Directions for this task: Every line containing the string "location" should be returned from the records.

── Information given ──

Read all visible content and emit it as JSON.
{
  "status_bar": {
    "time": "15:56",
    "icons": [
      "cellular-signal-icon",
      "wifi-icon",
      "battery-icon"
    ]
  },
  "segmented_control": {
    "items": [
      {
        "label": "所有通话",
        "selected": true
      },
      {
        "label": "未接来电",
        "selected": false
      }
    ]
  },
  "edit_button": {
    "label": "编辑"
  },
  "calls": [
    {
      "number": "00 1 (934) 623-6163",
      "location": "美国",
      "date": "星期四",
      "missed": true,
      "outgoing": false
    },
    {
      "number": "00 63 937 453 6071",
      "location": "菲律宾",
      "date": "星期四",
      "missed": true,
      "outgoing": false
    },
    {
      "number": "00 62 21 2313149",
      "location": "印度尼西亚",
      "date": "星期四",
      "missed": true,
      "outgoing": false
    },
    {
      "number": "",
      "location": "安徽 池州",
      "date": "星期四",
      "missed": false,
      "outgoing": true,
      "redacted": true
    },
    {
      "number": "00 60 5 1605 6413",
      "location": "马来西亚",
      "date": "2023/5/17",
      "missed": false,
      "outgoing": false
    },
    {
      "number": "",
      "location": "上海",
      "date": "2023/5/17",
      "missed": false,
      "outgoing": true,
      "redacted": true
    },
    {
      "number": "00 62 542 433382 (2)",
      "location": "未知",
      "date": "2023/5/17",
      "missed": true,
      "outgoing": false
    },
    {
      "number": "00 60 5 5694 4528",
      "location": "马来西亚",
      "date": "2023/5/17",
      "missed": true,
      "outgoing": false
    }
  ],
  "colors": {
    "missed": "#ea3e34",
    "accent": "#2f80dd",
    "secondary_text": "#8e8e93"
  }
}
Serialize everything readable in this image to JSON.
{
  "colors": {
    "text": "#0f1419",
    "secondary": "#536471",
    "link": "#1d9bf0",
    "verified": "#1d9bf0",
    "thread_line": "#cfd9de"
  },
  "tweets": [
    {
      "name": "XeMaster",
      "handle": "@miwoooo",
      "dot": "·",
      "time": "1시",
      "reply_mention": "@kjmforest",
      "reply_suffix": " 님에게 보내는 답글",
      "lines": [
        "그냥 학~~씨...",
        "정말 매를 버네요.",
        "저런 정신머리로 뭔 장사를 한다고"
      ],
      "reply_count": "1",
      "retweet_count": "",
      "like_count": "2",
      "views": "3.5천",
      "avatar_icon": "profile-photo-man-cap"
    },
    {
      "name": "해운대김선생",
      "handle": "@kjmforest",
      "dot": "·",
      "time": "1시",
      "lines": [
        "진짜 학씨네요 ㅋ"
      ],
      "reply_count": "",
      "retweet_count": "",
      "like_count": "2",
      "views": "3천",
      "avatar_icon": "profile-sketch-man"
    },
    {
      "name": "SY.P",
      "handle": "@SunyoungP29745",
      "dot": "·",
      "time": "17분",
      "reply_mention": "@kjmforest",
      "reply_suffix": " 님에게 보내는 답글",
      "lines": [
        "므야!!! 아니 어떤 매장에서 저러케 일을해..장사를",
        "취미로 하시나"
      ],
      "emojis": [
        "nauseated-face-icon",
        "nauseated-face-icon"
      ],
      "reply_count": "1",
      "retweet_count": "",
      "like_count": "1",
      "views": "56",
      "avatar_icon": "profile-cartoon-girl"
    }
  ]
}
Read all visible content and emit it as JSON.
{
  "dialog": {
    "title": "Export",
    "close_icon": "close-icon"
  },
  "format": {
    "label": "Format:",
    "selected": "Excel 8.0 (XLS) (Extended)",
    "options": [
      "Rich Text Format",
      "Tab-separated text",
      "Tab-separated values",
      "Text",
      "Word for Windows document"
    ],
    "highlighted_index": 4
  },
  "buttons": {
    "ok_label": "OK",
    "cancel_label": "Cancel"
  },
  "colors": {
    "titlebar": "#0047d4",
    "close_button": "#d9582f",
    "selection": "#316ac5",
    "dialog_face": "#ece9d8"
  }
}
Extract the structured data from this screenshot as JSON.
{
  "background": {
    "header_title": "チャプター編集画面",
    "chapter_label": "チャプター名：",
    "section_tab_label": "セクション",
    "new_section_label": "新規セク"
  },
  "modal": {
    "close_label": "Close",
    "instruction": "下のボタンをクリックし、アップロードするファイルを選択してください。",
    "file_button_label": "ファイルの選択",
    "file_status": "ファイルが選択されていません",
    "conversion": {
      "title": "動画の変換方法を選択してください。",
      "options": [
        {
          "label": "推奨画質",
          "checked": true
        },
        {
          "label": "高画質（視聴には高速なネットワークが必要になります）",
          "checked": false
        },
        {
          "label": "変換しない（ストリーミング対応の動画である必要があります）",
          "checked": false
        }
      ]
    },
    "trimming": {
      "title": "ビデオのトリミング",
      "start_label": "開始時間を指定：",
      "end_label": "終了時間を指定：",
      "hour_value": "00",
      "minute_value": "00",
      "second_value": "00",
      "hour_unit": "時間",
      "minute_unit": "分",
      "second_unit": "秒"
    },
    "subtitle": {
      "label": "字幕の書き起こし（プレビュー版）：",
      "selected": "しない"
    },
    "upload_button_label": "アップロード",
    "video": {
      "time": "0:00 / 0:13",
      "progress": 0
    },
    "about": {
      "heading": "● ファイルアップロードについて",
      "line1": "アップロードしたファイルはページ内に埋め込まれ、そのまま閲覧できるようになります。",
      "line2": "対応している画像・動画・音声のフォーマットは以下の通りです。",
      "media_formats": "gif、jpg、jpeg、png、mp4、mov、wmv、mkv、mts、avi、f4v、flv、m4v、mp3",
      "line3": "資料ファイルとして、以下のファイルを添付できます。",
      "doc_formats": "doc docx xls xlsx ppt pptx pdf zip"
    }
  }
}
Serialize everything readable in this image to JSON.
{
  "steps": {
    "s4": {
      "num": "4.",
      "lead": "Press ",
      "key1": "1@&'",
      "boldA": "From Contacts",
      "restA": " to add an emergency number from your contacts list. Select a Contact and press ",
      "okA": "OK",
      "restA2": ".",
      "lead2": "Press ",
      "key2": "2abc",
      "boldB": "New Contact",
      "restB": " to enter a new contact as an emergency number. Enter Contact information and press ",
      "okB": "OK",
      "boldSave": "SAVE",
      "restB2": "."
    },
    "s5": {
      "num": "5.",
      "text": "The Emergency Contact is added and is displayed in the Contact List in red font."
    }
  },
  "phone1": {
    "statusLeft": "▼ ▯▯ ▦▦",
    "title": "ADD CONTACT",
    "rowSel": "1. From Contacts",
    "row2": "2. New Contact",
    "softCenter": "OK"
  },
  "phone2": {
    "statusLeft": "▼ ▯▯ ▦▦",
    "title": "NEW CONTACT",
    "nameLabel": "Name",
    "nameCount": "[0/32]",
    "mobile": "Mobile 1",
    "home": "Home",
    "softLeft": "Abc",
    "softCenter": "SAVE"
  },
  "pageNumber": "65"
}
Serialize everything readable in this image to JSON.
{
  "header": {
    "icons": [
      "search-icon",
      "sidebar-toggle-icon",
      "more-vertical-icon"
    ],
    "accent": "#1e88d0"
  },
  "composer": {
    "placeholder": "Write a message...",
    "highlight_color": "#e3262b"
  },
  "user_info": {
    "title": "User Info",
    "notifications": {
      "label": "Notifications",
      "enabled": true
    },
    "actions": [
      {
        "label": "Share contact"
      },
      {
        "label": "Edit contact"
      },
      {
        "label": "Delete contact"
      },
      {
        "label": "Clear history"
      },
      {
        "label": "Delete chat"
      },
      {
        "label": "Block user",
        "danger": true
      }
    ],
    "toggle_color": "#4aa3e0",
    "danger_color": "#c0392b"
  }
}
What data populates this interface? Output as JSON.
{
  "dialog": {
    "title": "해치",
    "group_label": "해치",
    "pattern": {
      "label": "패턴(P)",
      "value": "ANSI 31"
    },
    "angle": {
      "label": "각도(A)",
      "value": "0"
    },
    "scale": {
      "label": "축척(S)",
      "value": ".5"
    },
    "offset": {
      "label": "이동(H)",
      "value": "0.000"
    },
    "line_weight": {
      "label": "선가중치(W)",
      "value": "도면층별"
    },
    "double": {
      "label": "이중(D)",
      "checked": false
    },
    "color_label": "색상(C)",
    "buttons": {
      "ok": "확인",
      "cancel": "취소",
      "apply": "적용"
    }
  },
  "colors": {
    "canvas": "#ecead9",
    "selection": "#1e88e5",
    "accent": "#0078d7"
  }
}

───

Result for this exercise:
      "location": "美国",
      "location": "菲律宾",
      "location": "印度尼西亚",
      "location": "安徽 池州",
      "location": "马来西亚",
      "location": "上海",
      "location": "未知",
      "location": "马来西亚",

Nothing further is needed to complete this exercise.